Rob Marcus has been chairman and CEO of Time Warner Cable Inc. (NYSE:TWO) for six weeks, but if he’s ousted following Thursday’s announcement that pay television behemoth Comcast Corporation (NASDAQ:CMCSA) is buying the second-largest cable operator for $45 billion, he’s going to be floating down from the top of 1 Time Warner Center to Manhattan’s Columbus Circle in one of the largest golden parachutes ever given to a company chief.
The 48-year-old Columbia University-trained lawyer became CEO of Time Warner in January, which immediately tripled both his base annual salary of $1.5 million and his $5 million a year bonus, according to a regulatory filing. This doesn’t include his stock options, estimated to be about $40 million, if he sold all of the shares at Time Warner Cable’s (TWC) current stock valuation.
That means if Marcus were to remain CEO of Time Warner Cable, he would rake in $19.5 million this year and continue to amass a nice treasure chest of stock-based compensation allotments. And if he ends his six-week stint as CEO, his contract stipulates a $50 million change-in-control provision.
While this provision is common in CEO employment contracts, the way Marcus landed it isn’t. It’s unusual for a company to name a CEO, and to include such a provision in the contract, while the company is being shopped around.
Marcus, who joined Time Warner’s legal team in 1998, became chief operating officer in the wake of AOL’s spinoff of TWC in 2009. Marcus is known as a savvy dealmaker, which is why he was named successor to Glenn Britt, who stepped into retirement at the start of the year.

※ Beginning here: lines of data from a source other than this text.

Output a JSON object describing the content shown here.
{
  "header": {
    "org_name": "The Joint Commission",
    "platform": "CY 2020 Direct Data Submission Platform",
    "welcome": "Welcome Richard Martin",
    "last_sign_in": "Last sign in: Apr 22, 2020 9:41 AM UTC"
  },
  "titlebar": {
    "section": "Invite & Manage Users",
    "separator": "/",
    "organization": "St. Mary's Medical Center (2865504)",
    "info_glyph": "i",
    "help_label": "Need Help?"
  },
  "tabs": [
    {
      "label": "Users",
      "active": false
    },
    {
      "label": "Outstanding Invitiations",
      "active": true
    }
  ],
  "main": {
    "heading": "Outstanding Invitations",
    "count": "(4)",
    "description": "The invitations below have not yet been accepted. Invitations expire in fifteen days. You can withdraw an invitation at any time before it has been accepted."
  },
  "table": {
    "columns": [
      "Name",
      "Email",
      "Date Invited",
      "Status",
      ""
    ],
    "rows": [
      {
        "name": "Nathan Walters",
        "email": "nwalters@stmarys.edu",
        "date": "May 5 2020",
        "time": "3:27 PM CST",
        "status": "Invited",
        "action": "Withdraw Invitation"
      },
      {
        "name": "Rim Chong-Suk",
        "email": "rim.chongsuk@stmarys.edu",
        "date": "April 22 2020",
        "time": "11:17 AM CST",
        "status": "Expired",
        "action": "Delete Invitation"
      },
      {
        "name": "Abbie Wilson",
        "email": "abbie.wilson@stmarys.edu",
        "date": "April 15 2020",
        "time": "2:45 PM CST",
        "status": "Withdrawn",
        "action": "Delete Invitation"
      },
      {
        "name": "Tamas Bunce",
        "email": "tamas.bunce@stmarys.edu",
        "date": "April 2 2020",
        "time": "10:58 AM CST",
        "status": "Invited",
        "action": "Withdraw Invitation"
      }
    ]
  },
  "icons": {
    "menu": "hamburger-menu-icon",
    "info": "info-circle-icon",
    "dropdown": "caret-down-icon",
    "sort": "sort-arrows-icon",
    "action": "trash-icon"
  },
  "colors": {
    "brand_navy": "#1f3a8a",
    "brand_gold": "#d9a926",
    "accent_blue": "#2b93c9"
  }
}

If Marcus receives $50 million for his brief stint heading up the No. 2 cable operator in the U.S., he’ll join an elite club of executives that left their companies with change-in-control provisions worth tens of millions of dollars.